■ **THE PROBLEM**: Looking at the records below, say how many lines include "training", and add nothing else.

Segment Open

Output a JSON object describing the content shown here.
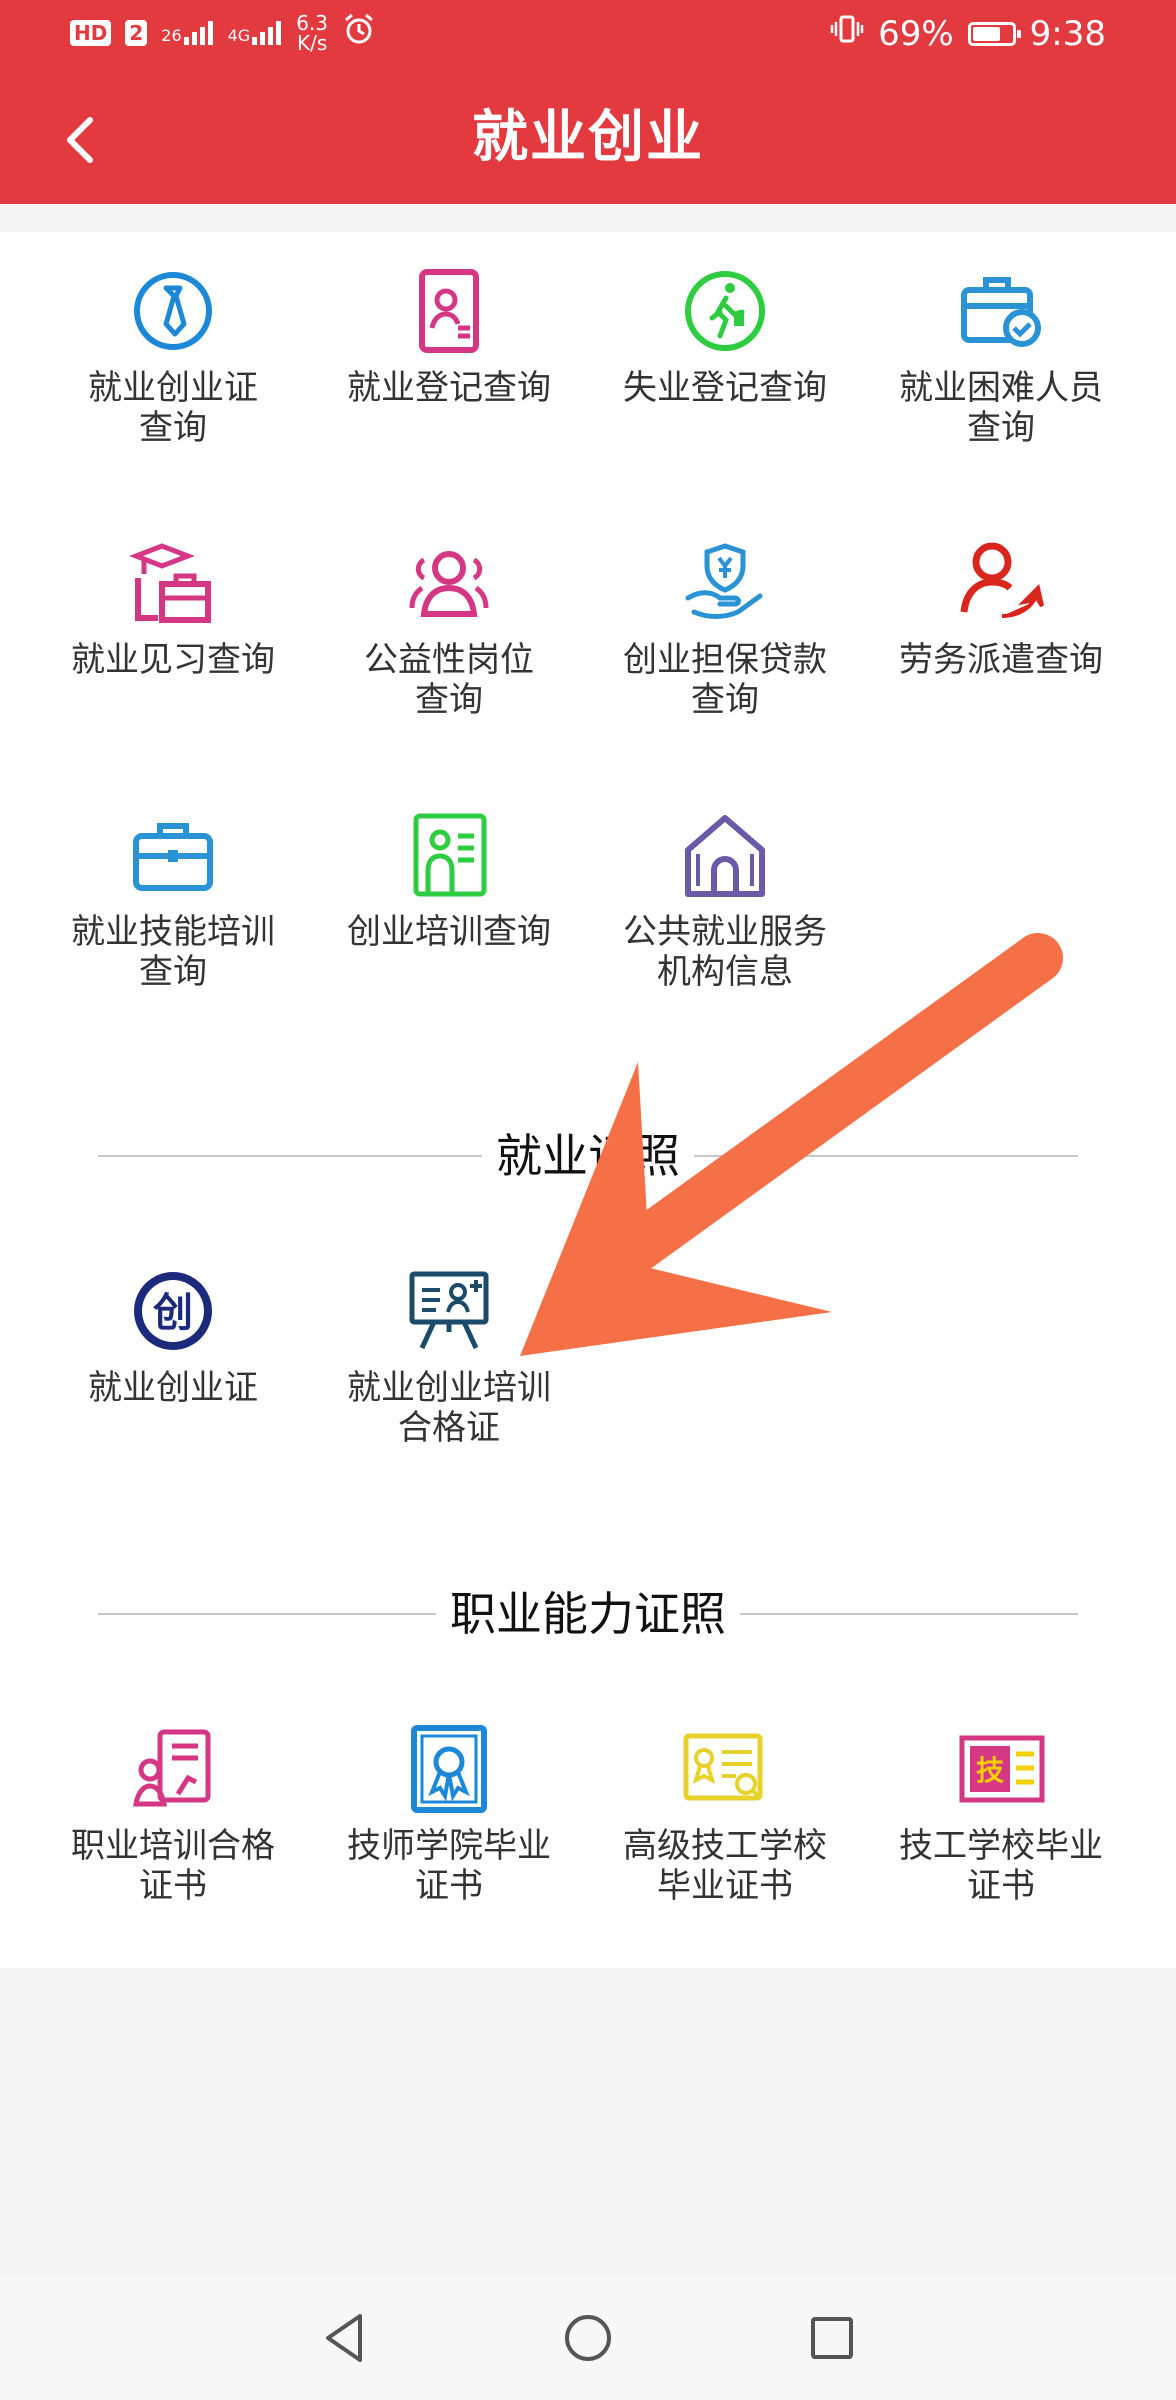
{
  "status_bar": {
    "left_chip_hd": "HD",
    "left_chip_num": "2",
    "signal_1": "26",
    "signal_2": "4G",
    "net_speed_value": "6.3",
    "net_speed_unit": "K/s",
    "battery_percent": "69%",
    "time": "9:38",
    "battery_level": 0.69
  },
  "header": {
    "title": "就业创业",
    "back_icon": "chevron-left-icon"
  },
  "query_items": [
    {
      "name": "employment-certificate-query",
      "label_line1": "就业创业证",
      "label_line2": "查询",
      "icon": "tie-badge-icon",
      "color": "#1e88d8"
    },
    {
      "name": "employment-registration-query",
      "label_line1": "就业登记查询",
      "label_line2": "",
      "icon": "id-card-icon",
      "color": "#d63784"
    },
    {
      "name": "unemployment-registration-query",
      "label_line1": "失业登记查询",
      "label_line2": "",
      "icon": "walking-person-icon",
      "color": "#2ecc40"
    },
    {
      "name": "difficult-employment-query",
      "label_line1": "就业困难人员",
      "label_line2": "查询",
      "icon": "briefcase-check-icon",
      "color": "#2a93d6"
    },
    {
      "name": "internship-query",
      "label_line1": "就业见习查询",
      "label_line2": "",
      "icon": "graduate-briefcase-icon",
      "color": "#d63784"
    },
    {
      "name": "public-welfare-job-query",
      "label_line1": "公益性岗位",
      "label_line2": "查询",
      "icon": "group-people-icon",
      "color": "#d63784"
    },
    {
      "name": "startup-loan-query",
      "label_line1": "创业担保贷款",
      "label_line2": "查询",
      "icon": "hand-shield-yuan-icon",
      "color": "#2a93d6"
    },
    {
      "name": "labor-dispatch-query",
      "label_line1": "劳务派遣查询",
      "label_line2": "",
      "icon": "person-arrow-icon",
      "color": "#d9261c"
    },
    {
      "name": "skill-training-query",
      "label_line1": "就业技能培训",
      "label_line2": "查询",
      "icon": "toolbox-icon",
      "color": "#2a93d6"
    },
    {
      "name": "startup-training-query",
      "label_line1": "创业培训查询",
      "label_line2": "",
      "icon": "training-card-icon",
      "color": "#2ecc40"
    },
    {
      "name": "public-service-agency-info",
      "label_line1": "公共就业服务",
      "label_line2": "机构信息",
      "icon": "house-icon",
      "color": "#6a5aa8"
    }
  ],
  "section_employment_cert": {
    "title": "就业证照"
  },
  "employment_cert_items": [
    {
      "name": "employment-certificate",
      "label_line1": "就业创业证",
      "label_line2": "",
      "icon": "chuang-badge-icon",
      "color": "#1b2a7a"
    },
    {
      "name": "startup-training-certificate",
      "label_line1": "就业创业培训",
      "label_line2": "合格证",
      "icon": "presentation-board-icon",
      "color": "#1b4a6a"
    }
  ],
  "section_vocational_cert": {
    "title": "职业能力证照"
  },
  "vocational_cert_items": [
    {
      "name": "vocational-training-certificate",
      "label_line1": "职业培训合格",
      "label_line2": "证书",
      "icon": "certificate-person-icon",
      "color": "#d63784"
    },
    {
      "name": "technician-college-diploma",
      "label_line1": "技师学院毕业",
      "label_line2": "证书",
      "icon": "award-ribbon-icon",
      "color": "#1e88d8"
    },
    {
      "name": "advanced-technical-school-diploma",
      "label_line1": "高级技工学校",
      "label_line2": "毕业证书",
      "icon": "certificate-search-icon",
      "color": "#e8d22a"
    },
    {
      "name": "technical-school-diploma",
      "label_line1": "技工学校毕业",
      "label_line2": "证书",
      "icon": "ji-card-icon",
      "color": "#d63784",
      "badge_text": "技"
    }
  ],
  "nav_bar": {
    "back": "triangle-back-icon",
    "home": "circle-home-icon",
    "recent": "square-recent-icon"
  }
}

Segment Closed

■ **RESULT BELOW**: 5